## DATA FOR PROCESSING
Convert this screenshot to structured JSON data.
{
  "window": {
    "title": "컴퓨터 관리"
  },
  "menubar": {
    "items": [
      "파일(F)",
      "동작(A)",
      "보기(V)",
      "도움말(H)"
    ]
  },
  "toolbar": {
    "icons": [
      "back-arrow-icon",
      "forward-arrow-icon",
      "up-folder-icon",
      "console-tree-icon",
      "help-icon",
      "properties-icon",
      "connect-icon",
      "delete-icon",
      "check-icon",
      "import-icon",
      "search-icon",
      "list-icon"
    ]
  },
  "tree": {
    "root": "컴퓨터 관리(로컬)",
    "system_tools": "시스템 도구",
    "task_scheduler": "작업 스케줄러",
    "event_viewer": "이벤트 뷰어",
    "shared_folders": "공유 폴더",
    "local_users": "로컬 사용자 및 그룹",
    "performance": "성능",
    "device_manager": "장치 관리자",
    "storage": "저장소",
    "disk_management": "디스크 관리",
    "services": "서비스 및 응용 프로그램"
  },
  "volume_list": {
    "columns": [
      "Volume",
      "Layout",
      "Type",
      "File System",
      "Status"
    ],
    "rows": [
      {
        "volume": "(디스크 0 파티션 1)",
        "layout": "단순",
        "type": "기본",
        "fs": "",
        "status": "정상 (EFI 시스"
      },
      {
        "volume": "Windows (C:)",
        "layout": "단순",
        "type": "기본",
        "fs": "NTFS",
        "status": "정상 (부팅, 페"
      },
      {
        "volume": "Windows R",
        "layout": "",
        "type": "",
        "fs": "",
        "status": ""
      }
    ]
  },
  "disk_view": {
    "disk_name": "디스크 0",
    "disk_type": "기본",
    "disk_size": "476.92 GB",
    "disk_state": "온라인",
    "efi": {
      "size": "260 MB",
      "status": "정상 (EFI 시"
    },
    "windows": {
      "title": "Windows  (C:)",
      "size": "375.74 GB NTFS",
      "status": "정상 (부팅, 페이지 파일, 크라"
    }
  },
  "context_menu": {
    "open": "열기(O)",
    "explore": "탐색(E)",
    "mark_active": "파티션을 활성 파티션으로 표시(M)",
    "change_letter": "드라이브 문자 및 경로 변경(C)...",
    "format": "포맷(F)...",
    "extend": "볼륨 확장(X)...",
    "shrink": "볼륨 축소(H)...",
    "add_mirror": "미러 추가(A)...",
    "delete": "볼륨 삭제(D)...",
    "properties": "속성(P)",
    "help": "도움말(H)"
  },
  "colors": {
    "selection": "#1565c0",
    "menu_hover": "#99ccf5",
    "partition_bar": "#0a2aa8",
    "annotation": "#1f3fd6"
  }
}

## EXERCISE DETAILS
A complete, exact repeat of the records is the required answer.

## RESPONSE TO THE TASK
Convert this screenshot to structured JSON data.
{
  "window": {
    "title": "컴퓨터 관리"
  },
  "menubar": {
    "items": [
      "파일(F)",
      "동작(A)",
      "보기(V)",
      "도움말(H)"
    ]
  },
  "toolbar": {
    "icons": [
      "back-arrow-icon",
      "forward-arrow-icon",
      "up-folder-icon",
      "console-tree-icon",
      "help-icon",
      "properties-icon",
      "connect-icon",
      "delete-icon",
      "check-icon",
      "import-icon",
      "search-icon",
      "list-icon"
    ]
  },
  "tree": {
    "root": "컴퓨터 관리(로컬)",
    "system_tools": "시스템 도구",
    "task_scheduler": "작업 스케줄러",
    "event_viewer": "이벤트 뷰어",
    "shared_folders": "공유 폴더",
    "local_users": "로컬 사용자 및 그룹",
    "performance": "성능",
    "device_manager": "장치 관리자",
    "storage": "저장소",
    "disk_management": "디스크 관리",
    "services": "서비스 및 응용 프로그램"
  },
  "volume_list": {
    "columns": [
      "Volume",
      "Layout",
      "Type",
      "File System",
      "Status"
    ],
    "rows": [
      {
        "volume": "(디스크 0 파티션 1)",
        "layout": "단순",
        "type": "기본",
        "fs": "",
        "status": "정상 (EFI 시스"
      },
      {
        "volume": "Windows (C:)",
        "layout": "단순",
        "type": "기본",
        "fs": "NTFS",
        "status": "정상 (부팅, 페"
      },
      {
        "volume": "Windows R",
        "layout": "",
        "type": "",
        "fs": "",
        "status": ""
      }
    ]
  },
  "disk_view": {
    "disk_name": "디스크 0",
    "disk_type": "기본",
    "disk_size": "476.92 GB",
    "disk_state": "온라인",
    "efi": {
      "size": "260 MB",
      "status": "정상 (EFI 시"
    },
    "windows": {
      "title": "Windows  (C:)",
      "size": "375.74 GB NTFS",
      "status": "정상 (부팅, 페이지 파일, 크라"
    }
  },
  "context_menu": {
    "open": "열기(O)",
    "explore": "탐색(E)",
    "mark_active": "파티션을 활성 파티션으로 표시(M)",
    "change_letter": "드라이브 문자 및 경로 변경(C)...",
    "format": "포맷(F)...",
    "extend": "볼륨 확장(X)...",
    "shrink": "볼륨 축소(H)...",
    "add_mirror": "미러 추가(A)...",
    "delete": "볼륨 삭제(D)...",
    "properties": "속성(P)",
    "help": "도움말(H)"
  },
  "colors": {
    "selection": "#1565c0",
    "menu_hover": "#99ccf5",
    "partition_bar": "#0a2aa8",
    "annotation": "#1f3fd6"
  }
}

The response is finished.